Which lines of the data below hold "value"? Copy each of them.

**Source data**
════
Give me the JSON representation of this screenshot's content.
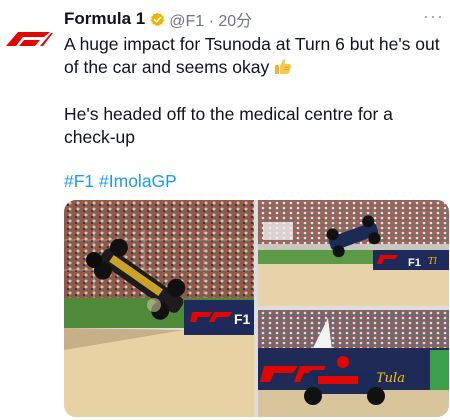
{
  "tweet": {
    "author_name": "Formula 1",
    "handle_time": "@F1 · 20分",
    "body_line1": "A huge impact for Tsunoda at Turn 6 but he's out of the car and seems okay",
    "body_line2": "He's headed off to the medical centre for a check-up",
    "hashtags": [
      "#F1",
      "#ImolaGP"
    ],
    "more_label": "···"
  },
  "avatar": {
    "logo_text": "F1",
    "color": "#e10600"
  },
  "icons": {
    "verified": "verified-badge-icon",
    "thumbs_up": "thumbs-up-emoji",
    "more": "more-icon"
  },
  "colors": {
    "hashtag": "#1d9bf0",
    "verified": "#f1b300",
    "f1_red": "#e10600"
  },
  "media": {
    "photos": [
      {
        "id": "crash-photo-1",
        "banner_text": "F1"
      },
      {
        "id": "crash-photo-2",
        "banner_text": "F1"
      },
      {
        "id": "crash-photo-3",
        "banner_text": "F1"
      }
    ]
  }
}
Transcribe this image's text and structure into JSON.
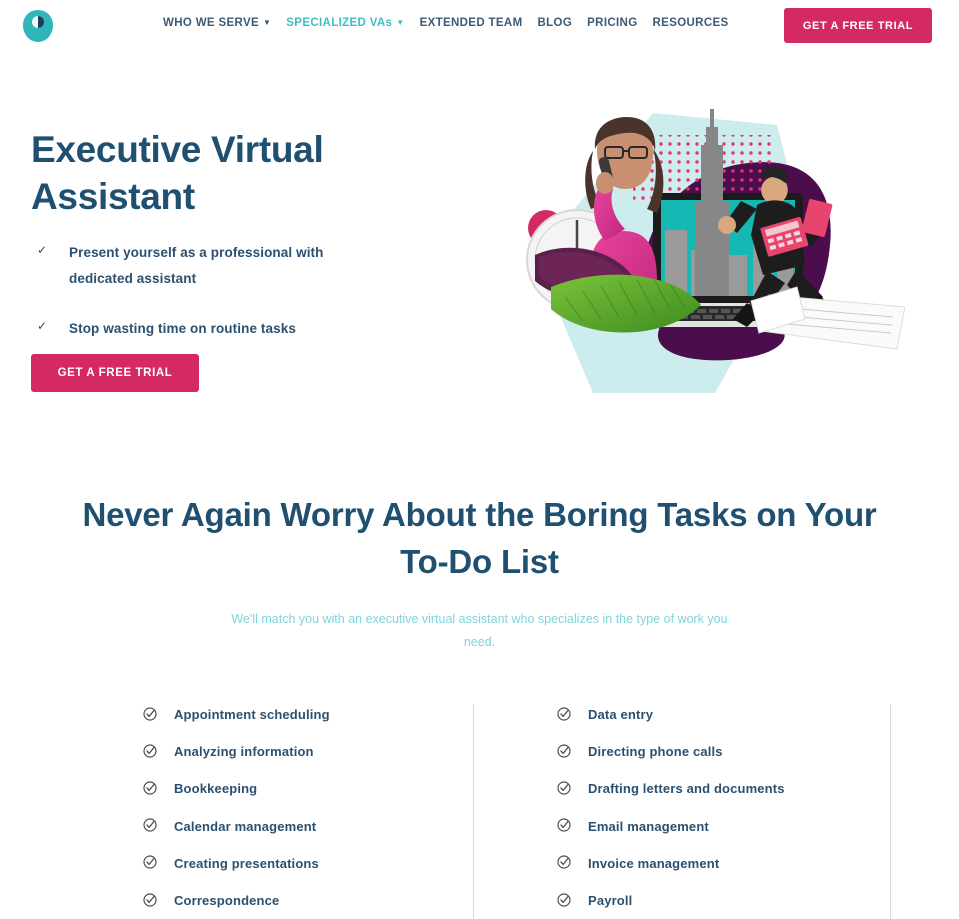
{
  "brand": {
    "logo_icon": "teal-blob-logo",
    "accent_pink": "#d42a62",
    "accent_teal": "#3fbdc4",
    "heading_navy": "#1f5070",
    "subtitle_teal": "#7fd4dd"
  },
  "header": {
    "nav": [
      {
        "label": "WHO WE SERVE",
        "caret": "▼",
        "active": false
      },
      {
        "label": "SPECIALIZED VAs",
        "caret": "▼",
        "active": true
      },
      {
        "label": "EXTENDED TEAM",
        "caret": "",
        "active": false
      },
      {
        "label": "BLOG",
        "caret": "",
        "active": false
      },
      {
        "label": "PRICING",
        "caret": "",
        "active": false
      },
      {
        "label": "RESOURCES",
        "caret": "",
        "active": false
      }
    ],
    "cta_label": "GET A FREE TRIAL"
  },
  "hero": {
    "title": "Executive Virtual Assistant",
    "check_glyph": "✓",
    "bullets": [
      "Present yourself as a professional with dedicated assistant",
      "Stop wasting time on routine tasks"
    ],
    "cta_label": "GET A FREE TRIAL",
    "illustration_name": "virtual-assistant-collage"
  },
  "section": {
    "heading": "Never Again Worry About the Boring Tasks on Your To-Do List",
    "subtitle": "We'll match you with an executive virtual assistant who specializes in the type of work you need.",
    "task_icon_glyph": "✓",
    "tasks_left": [
      "Appointment scheduling",
      "Analyzing information",
      "Bookkeeping",
      "Calendar management",
      "Creating presentations",
      "Correspondence"
    ],
    "tasks_right": [
      "Data entry",
      "Directing phone calls",
      "Drafting letters and documents",
      "Email management",
      "Invoice management",
      "Payroll"
    ]
  }
}
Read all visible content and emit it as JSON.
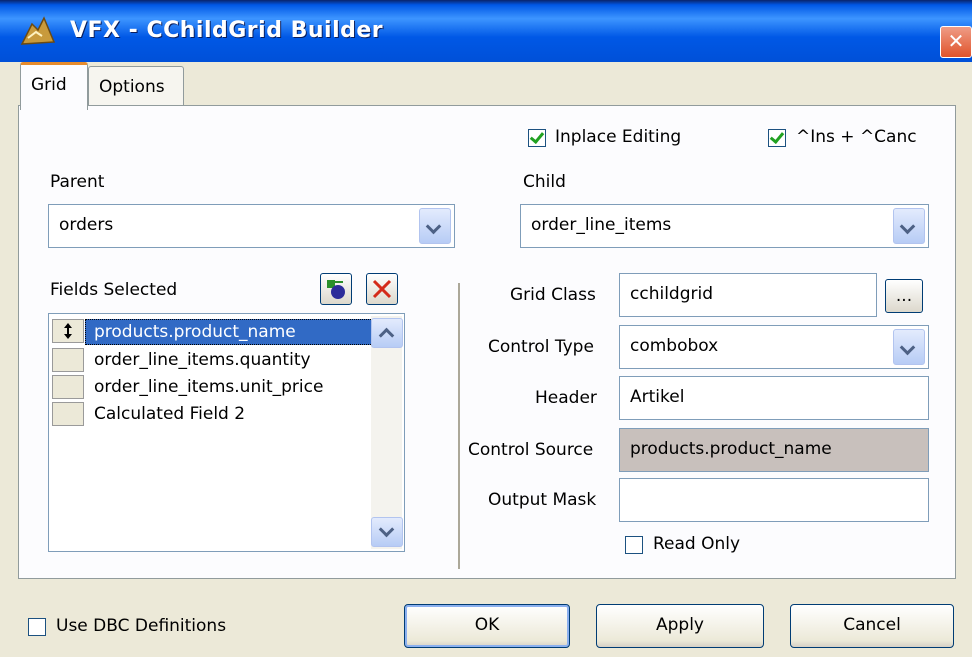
{
  "window": {
    "title": "VFX - CChildGrid Builder",
    "close_glyph": "✕"
  },
  "tabs": [
    {
      "label": "Grid",
      "active": true
    },
    {
      "label": "Options",
      "active": false
    }
  ],
  "options": {
    "inplace_editing": {
      "label": "Inplace Editing",
      "checked": true
    },
    "ins_canc": {
      "label": "^Ins + ^Canc",
      "checked": true
    }
  },
  "parent": {
    "label": "Parent",
    "value": "orders"
  },
  "child": {
    "label": "Child",
    "value": "order_line_items"
  },
  "fields": {
    "label": "Fields Selected",
    "items": [
      {
        "text": "products.product_name",
        "selected": true
      },
      {
        "text": "order_line_items.quantity",
        "selected": false
      },
      {
        "text": "order_line_items.unit_price",
        "selected": false
      },
      {
        "text": "Calculated Field 2",
        "selected": false
      }
    ]
  },
  "properties": {
    "grid_class": {
      "label": "Grid Class",
      "value": "cchildgrid",
      "browse_label": "..."
    },
    "control_type": {
      "label": "Control Type",
      "value": "combobox"
    },
    "header": {
      "label": "Header",
      "value": "Artikel"
    },
    "control_source": {
      "label": "Control Source",
      "value": "products.product_name"
    },
    "output_mask": {
      "label": "Output Mask",
      "value": ""
    },
    "read_only": {
      "label": "Read Only",
      "checked": false
    }
  },
  "footer": {
    "use_dbc": {
      "label": "Use DBC Definitions",
      "checked": false
    },
    "ok_label": "OK",
    "apply_label": "Apply",
    "cancel_label": "Cancel"
  },
  "colors": {
    "selection": "#316ac5",
    "title_bar": "#0058e6",
    "active_tab": "#e68b2c"
  }
}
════
**Output below**
    "value": "orders"
    "value": "order_line_items"
      "value": "cchildgrid",
      "value": "combobox"
      "value": "Artikel"
      "value": "products.product_name"
      "value": ""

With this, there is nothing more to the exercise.